I will never forget three years ago when my daughter’s marriage was falling apart. She would call me crying, wondering if she would ever be able to move beyond this pain. Would she be able to recover from this and find joy in life? I would tell her that she was a strong woman and that this even though it was brutally difficult would make her even stronger. I also said that God had taken good care of her throughout her life and that God would continue to take care of her.

 

Well last weekend, Sarah’s boyfriend proposed marriage to her and she accepted! He had come up to Indianapolis from Louisville two weeks prior to this and had asked our blessing on his proposal. We love Ian and his two daughters, Dylan and Marley. We believe they will be very happy together. Will their life be an abundant flowing river with blue skies and sunshine? No! But, when the drought comes and their world is torn apart, they can hold onto the Psalmist words – God will restore our fortunes!

 

As I was working on this sermon, I was drawn to the imagery of the seeds producing a harvest. Have you ever planted perennials? I am horrible when it comes to gardening so I have been planting more and more perennials each year. Now, I will be honest that I don’t start with seeds but a seedling. The first summer they did pretty good as long as I remembered to water them.

 

Then the fall and winter comes, and they die. I am finding that it is better to cut all the dead plant away. So that when spring comes new growth can occur. They are usually thicker and bigger. It is though the restoration becomes better than the original.

 

We are preparing to receive our Interim Pastor, Beth Wagner, this week. Her first Sunday in the pulpit will be next week. We will begin talking about our future and what lies ahead for us at John Knox.

 

I don’t believe these last five months have been a drought per say. Life has gone on and the church has been busy. We have carried on with purpose, serving and loving God. But, for me, there has been this undercurrent feeling like things have been put on hold. I have been in a survival mode waiting for the Interim to arrive. We have all been waiting. Honestly, I am tickled pink that Beth starts this week.

 

I also see this as a new beginning. It is interesting that Frank has shared with us that he has accepted a call to another church. A new beginning for him and the congregation of Western Boulevard Presbyterian Church, starting November 7.

 

What does restoration look like for the future congregation of John Knox and our community?

 

In Frank’s last sermon to us on May 16, he shared his hopes and dreams for us by saying, “ What would give me the greatest joy and sense of fulfillment would be to come back at some point in the future and see that you trusted that God would always be with you, and faithfully followed the Spirit’s leading.  That would be embodied in new people participating in the church’s life who reflect the continuing diversity of this community.  That would be embodied in trying new programs and initiatives that reflect the vision you have forged in this transition time that is to come.  That would be embodied in not being beholden to the past and embracing the future that God has laid out before you, one which I know is full of promise, hope, and joy.

 

We do not know what restoration for us at John Knox looks like in the future. Only, God knows.

 

Thanks be to God.

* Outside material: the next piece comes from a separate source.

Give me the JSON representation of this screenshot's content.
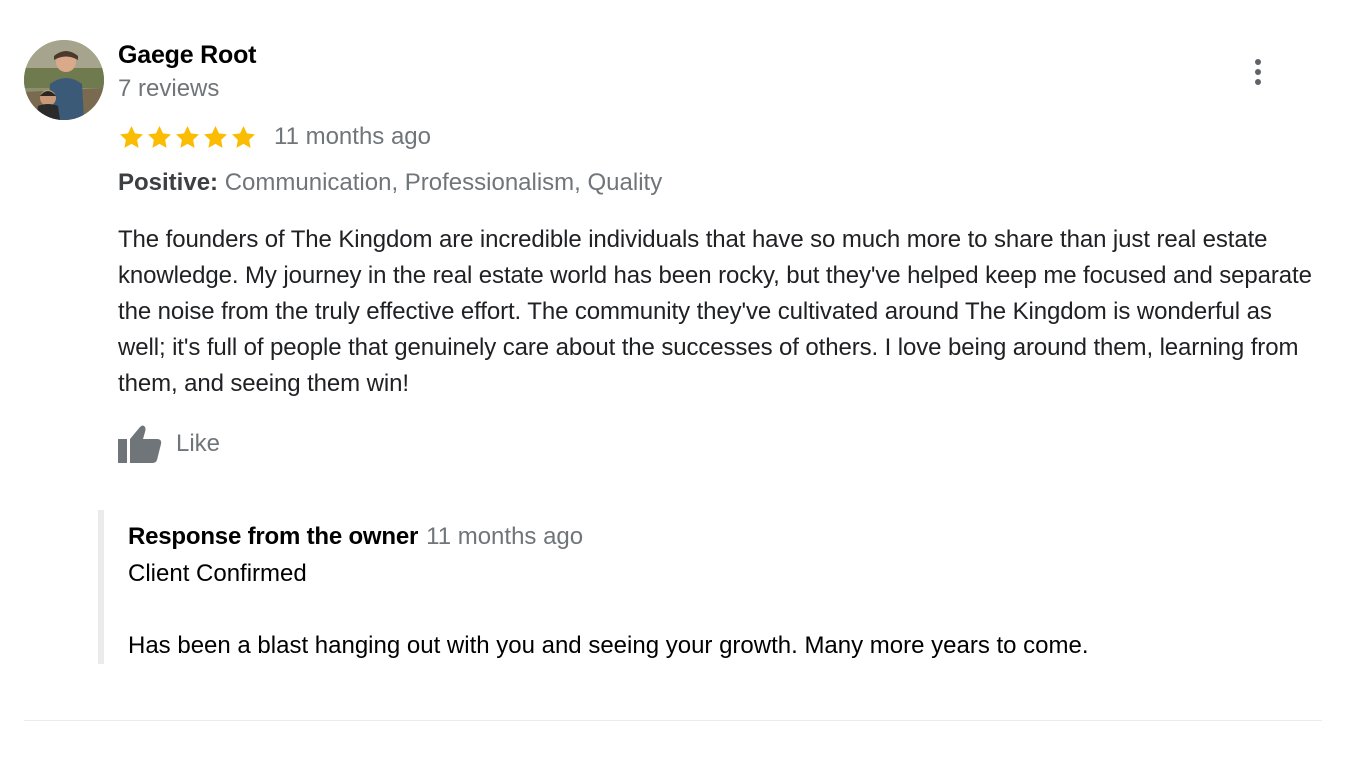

Amen.


SERVICE TIMES
Sundays at 9am and 11am

John Knox Presbyterian Church
3000 North High School Road | Indianapolis, Indiana 46224
(317) 291-0308